Dataset items:

+++

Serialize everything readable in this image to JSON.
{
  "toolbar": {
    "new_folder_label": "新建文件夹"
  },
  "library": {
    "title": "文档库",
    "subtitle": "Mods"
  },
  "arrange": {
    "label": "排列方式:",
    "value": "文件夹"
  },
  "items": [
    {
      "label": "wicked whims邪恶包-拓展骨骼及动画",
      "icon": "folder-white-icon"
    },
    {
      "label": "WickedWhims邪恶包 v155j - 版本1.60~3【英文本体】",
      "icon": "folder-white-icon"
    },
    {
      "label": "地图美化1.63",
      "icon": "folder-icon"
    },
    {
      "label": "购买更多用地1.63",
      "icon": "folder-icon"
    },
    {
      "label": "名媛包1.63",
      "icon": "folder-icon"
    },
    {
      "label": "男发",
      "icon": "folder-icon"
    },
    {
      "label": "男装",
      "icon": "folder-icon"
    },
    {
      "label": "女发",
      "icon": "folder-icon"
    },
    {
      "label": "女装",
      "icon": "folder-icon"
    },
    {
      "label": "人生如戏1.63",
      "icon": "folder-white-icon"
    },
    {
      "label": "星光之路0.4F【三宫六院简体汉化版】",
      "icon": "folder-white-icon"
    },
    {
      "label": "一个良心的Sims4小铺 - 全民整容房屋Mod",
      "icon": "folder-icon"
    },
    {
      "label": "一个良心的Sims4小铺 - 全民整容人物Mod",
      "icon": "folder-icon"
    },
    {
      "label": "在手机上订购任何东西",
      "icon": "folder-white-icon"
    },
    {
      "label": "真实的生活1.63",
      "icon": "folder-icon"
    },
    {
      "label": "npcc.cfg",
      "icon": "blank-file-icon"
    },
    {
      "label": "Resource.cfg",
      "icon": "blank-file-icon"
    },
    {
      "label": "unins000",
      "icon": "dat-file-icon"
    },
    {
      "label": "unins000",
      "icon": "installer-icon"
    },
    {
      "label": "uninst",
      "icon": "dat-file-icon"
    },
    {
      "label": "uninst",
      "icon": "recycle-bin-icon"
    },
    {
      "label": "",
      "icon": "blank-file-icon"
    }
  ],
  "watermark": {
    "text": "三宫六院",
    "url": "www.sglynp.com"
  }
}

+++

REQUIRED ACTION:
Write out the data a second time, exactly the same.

RESPONSE AREA:
Serialize everything readable in this image to JSON.
{
  "toolbar": {
    "new_folder_label": "新建文件夹"
  },
  "library": {
    "title": "文档库",
    "subtitle": "Mods"
  },
  "arrange": {
    "label": "排列方式:",
    "value": "文件夹"
  },
  "items": [
    {
      "label": "wicked whims邪恶包-拓展骨骼及动画",
      "icon": "folder-white-icon"
    },
    {
      "label": "WickedWhims邪恶包 v155j - 版本1.60~3【英文本体】",
      "icon": "folder-white-icon"
    },
    {
      "label": "地图美化1.63",
      "icon": "folder-icon"
    },
    {
      "label": "购买更多用地1.63",
      "icon": "folder-icon"
    },
    {
      "label": "名媛包1.63",
      "icon": "folder-icon"
    },
    {
      "label": "男发",
      "icon": "folder-icon"
    },
    {
      "label": "男装",
      "icon": "folder-icon"
    },
    {
      "label": "女发",
      "icon": "folder-icon"
    },
    {
      "label": "女装",
      "icon": "folder-icon"
    },
    {
      "label": "人生如戏1.63",
      "icon": "folder-white-icon"
    },
    {
      "label": "星光之路0.4F【三宫六院简体汉化版】",
      "icon": "folder-white-icon"
    },
    {
      "label": "一个良心的Sims4小铺 - 全民整容房屋Mod",
      "icon": "folder-icon"
    },
    {
      "label": "一个良心的Sims4小铺 - 全民整容人物Mod",
      "icon": "folder-icon"
    },
    {
      "label": "在手机上订购任何东西",
      "icon": "folder-white-icon"
    },
    {
      "label": "真实的生活1.63",
      "icon": "folder-icon"
    },
    {
      "label": "npcc.cfg",
      "icon": "blank-file-icon"
    },
    {
      "label": "Resource.cfg",
      "icon": "blank-file-icon"
    },
    {
      "label": "unins000",
      "icon": "dat-file-icon"
    },
    {
      "label": "unins000",
      "icon": "installer-icon"
    },
    {
      "label": "uninst",
      "icon": "dat-file-icon"
    },
    {
      "label": "uninst",
      "icon": "recycle-bin-icon"
    },
    {
      "label": "",
      "icon": "blank-file-icon"
    }
  ],
  "watermark": {
    "text": "三宫六院",
    "url": "www.sglynp.com"
  }
}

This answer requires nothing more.